Exercise description -
Print every entry below again. Nothing may differ from the original.
[Extracted data — start]
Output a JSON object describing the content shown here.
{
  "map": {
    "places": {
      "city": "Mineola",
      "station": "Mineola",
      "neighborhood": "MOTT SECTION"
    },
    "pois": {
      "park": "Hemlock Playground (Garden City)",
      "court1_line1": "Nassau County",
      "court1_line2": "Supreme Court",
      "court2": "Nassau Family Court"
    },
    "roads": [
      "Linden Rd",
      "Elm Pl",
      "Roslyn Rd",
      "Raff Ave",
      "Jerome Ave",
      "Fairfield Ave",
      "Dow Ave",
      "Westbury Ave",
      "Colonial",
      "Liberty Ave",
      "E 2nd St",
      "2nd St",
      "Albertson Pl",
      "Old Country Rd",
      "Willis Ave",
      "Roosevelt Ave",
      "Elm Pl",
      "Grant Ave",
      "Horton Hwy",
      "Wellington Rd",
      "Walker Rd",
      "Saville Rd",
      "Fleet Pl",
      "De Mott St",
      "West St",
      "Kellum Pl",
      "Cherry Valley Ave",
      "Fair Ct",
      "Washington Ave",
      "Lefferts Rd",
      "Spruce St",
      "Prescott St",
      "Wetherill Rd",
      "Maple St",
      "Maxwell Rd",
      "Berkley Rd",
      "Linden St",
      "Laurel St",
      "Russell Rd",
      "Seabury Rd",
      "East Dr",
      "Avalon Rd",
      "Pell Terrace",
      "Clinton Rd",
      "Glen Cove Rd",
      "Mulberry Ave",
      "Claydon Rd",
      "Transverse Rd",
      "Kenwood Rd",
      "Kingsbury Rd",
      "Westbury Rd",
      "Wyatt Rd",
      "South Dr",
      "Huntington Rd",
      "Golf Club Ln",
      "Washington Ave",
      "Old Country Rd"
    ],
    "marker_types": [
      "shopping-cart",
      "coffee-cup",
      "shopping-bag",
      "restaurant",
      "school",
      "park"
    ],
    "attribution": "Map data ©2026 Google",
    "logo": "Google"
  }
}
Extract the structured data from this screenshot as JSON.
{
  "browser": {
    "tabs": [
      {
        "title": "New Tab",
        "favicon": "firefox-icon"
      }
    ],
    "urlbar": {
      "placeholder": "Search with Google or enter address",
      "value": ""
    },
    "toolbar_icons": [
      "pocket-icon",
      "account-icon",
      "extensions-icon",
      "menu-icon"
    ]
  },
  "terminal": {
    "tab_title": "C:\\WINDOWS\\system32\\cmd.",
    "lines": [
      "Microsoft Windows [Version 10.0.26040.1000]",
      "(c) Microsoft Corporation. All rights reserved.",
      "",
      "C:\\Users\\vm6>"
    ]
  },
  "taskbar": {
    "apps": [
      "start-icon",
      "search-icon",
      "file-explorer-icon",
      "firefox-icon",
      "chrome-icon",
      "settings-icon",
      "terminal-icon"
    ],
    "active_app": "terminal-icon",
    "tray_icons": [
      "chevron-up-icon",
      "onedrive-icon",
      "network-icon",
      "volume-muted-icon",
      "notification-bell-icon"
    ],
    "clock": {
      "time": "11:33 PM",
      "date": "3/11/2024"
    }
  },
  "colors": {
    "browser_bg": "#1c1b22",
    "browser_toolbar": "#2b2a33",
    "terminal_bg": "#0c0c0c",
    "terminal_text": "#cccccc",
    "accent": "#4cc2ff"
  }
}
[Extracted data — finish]
Response below -
Output a JSON object describing the content shown here.
{
  "map": {
    "places": {
      "city": "Mineola",
      "station": "Mineola",
      "neighborhood": "MOTT SECTION"
    },
    "pois": {
      "park": "Hemlock Playground (Garden City)",
      "court1_line1": "Nassau County",
      "court1_line2": "Supreme Court",
      "court2": "Nassau Family Court"
    },
    "roads": [
      "Linden Rd",
      "Elm Pl",
      "Roslyn Rd",
      "Raff Ave",
      "Jerome Ave",
      "Fairfield Ave",
      "Dow Ave",
      "Westbury Ave",
      "Colonial",
      "Liberty Ave",
      "E 2nd St",
      "2nd St",
      "Albertson Pl",
      "Old Country Rd",
      "Willis Ave",
      "Roosevelt Ave",
      "Elm Pl",
      "Grant Ave",
      "Horton Hwy",
      "Wellington Rd",
      "Walker Rd",
      "Saville Rd",
      "Fleet Pl",
      "De Mott St",
      "West St",
      "Kellum Pl",
      "Cherry Valley Ave",
      "Fair Ct",
      "Washington Ave",
      "Lefferts Rd",
      "Spruce St",
      "Prescott St",
      "Wetherill Rd",
      "Maple St",
      "Maxwell Rd",
      "Berkley Rd",
      "Linden St",
      "Laurel St",
      "Russell Rd",
      "Seabury Rd",
      "East Dr",
      "Avalon Rd",
      "Pell Terrace",
      "Clinton Rd",
      "Glen Cove Rd",
      "Mulberry Ave",
      "Claydon Rd",
      "Transverse Rd",
      "Kenwood Rd",
      "Kingsbury Rd",
      "Westbury Rd",
      "Wyatt Rd",
      "South Dr",
      "Huntington Rd",
      "Golf Club Ln",
      "Washington Ave",
      "Old Country Rd"
    ],
    "marker_types": [
      "shopping-cart",
      "coffee-cup",
      "shopping-bag",
      "restaurant",
      "school",
      "park"
    ],
    "attribution": "Map data ©2026 Google",
    "logo": "Google"
  }
}
Extract the structured data from this screenshot as JSON.
{
  "browser": {
    "tabs": [
      {
        "title": "New Tab",
        "favicon": "firefox-icon"
      }
    ],
    "urlbar": {
      "placeholder": "Search with Google or enter address",
      "value": ""
    },
    "toolbar_icons": [
      "pocket-icon",
      "account-icon",
      "extensions-icon",
      "menu-icon"
    ]
  },
  "terminal": {
    "tab_title": "C:\\WINDOWS\\system32\\cmd.",
    "lines": [
      "Microsoft Windows [Version 10.0.26040.1000]",
      "(c) Microsoft Corporation. All rights reserved.",
      "",
      "C:\\Users\\vm6>"
    ]
  },
  "taskbar": {
    "apps": [
      "start-icon",
      "search-icon",
      "file-explorer-icon",
      "firefox-icon",
      "chrome-icon",
      "settings-icon",
      "terminal-icon"
    ],
    "active_app": "terminal-icon",
    "tray_icons": [
      "chevron-up-icon",
      "onedrive-icon",
      "network-icon",
      "volume-muted-icon",
      "notification-bell-icon"
    ],
    "clock": {
      "time": "11:33 PM",
      "date": "3/11/2024"
    }
  },
  "colors": {
    "browser_bg": "#1c1b22",
    "browser_toolbar": "#2b2a33",
    "terminal_bg": "#0c0c0c",
    "terminal_text": "#cccccc",
    "accent": "#4cc2ff"
  }
}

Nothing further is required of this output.